## [Aim of the exercise]
Set down the full listing exactly, character for character.

+ + + + +

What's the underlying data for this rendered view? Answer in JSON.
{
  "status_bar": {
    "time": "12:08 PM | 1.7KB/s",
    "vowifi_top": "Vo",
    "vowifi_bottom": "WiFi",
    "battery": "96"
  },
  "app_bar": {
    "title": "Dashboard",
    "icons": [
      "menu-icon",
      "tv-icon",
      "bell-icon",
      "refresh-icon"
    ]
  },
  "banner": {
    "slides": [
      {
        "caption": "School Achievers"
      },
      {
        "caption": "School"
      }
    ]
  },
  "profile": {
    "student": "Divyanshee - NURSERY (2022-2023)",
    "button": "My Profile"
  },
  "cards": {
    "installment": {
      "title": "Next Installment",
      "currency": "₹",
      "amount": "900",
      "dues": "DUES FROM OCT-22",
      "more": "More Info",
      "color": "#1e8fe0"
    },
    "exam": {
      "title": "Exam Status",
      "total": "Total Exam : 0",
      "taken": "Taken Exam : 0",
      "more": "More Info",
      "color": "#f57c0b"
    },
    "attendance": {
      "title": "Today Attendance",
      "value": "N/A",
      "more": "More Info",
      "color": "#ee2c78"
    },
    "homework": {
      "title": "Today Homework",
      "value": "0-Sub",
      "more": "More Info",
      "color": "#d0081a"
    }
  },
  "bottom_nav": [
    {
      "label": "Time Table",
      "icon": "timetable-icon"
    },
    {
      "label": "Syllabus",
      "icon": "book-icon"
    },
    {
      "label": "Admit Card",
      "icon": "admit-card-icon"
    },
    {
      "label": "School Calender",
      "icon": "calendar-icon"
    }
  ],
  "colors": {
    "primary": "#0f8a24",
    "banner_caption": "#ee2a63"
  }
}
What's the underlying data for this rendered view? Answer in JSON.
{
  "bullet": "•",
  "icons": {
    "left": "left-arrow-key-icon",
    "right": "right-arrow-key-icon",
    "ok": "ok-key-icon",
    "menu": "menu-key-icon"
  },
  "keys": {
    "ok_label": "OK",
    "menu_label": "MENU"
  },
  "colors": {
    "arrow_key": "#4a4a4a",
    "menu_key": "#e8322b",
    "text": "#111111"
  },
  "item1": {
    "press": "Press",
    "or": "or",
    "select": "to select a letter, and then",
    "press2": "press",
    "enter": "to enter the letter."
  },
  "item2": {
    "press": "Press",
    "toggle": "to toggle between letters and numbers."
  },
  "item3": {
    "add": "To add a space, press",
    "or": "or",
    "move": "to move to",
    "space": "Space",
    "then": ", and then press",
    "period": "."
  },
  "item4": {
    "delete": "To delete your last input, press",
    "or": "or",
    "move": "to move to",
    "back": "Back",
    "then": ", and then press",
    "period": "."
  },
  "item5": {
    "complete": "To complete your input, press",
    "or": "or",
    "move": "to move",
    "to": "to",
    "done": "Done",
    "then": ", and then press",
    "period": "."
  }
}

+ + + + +

## [Output of the task]
What's the underlying data for this rendered view? Answer in JSON.
{
  "status_bar": {
    "time": "12:08 PM | 1.7KB/s",
    "vowifi_top": "Vo",
    "vowifi_bottom": "WiFi",
    "battery": "96"
  },
  "app_bar": {
    "title": "Dashboard",
    "icons": [
      "menu-icon",
      "tv-icon",
      "bell-icon",
      "refresh-icon"
    ]
  },
  "banner": {
    "slides": [
      {
        "caption": "School Achievers"
      },
      {
        "caption": "School"
      }
    ]
  },
  "profile": {
    "student": "Divyanshee - NURSERY (2022-2023)",
    "button": "My Profile"
  },
  "cards": {
    "installment": {
      "title": "Next Installment",
      "currency": "₹",
      "amount": "900",
      "dues": "DUES FROM OCT-22",
      "more": "More Info",
      "color": "#1e8fe0"
    },
    "exam": {
      "title": "Exam Status",
      "total": "Total Exam : 0",
      "taken": "Taken Exam : 0",
      "more": "More Info",
      "color": "#f57c0b"
    },
    "attendance": {
      "title": "Today Attendance",
      "value": "N/A",
      "more": "More Info",
      "color": "#ee2c78"
    },
    "homework": {
      "title": "Today Homework",
      "value": "0-Sub",
      "more": "More Info",
      "color": "#d0081a"
    }
  },
  "bottom_nav": [
    {
      "label": "Time Table",
      "icon": "timetable-icon"
    },
    {
      "label": "Syllabus",
      "icon": "book-icon"
    },
    {
      "label": "Admit Card",
      "icon": "admit-card-icon"
    },
    {
      "label": "School Calender",
      "icon": "calendar-icon"
    }
  ],
  "colors": {
    "primary": "#0f8a24",
    "banner_caption": "#ee2a63"
  }
}
What's the underlying data for this rendered view? Answer in JSON.
{
  "bullet": "•",
  "icons": {
    "left": "left-arrow-key-icon",
    "right": "right-arrow-key-icon",
    "ok": "ok-key-icon",
    "menu": "menu-key-icon"
  },
  "keys": {
    "ok_label": "OK",
    "menu_label": "MENU"
  },
  "colors": {
    "arrow_key": "#4a4a4a",
    "menu_key": "#e8322b",
    "text": "#111111"
  },
  "item1": {
    "press": "Press",
    "or": "or",
    "select": "to select a letter, and then",
    "press2": "press",
    "enter": "to enter the letter."
  },
  "item2": {
    "press": "Press",
    "toggle": "to toggle between letters and numbers."
  },
  "item3": {
    "add": "To add a space, press",
    "or": "or",
    "move": "to move to",
    "space": "Space",
    "then": ", and then press",
    "period": "."
  },
  "item4": {
    "delete": "To delete your last input, press",
    "or": "or",
    "move": "to move to",
    "back": "Back",
    "then": ", and then press",
    "period": "."
  },
  "item5": {
    "complete": "To complete your input, press",
    "or": "or",
    "move": "to move",
    "to": "to",
    "done": "Done",
    "then": ", and then press",
    "period": "."
  }
}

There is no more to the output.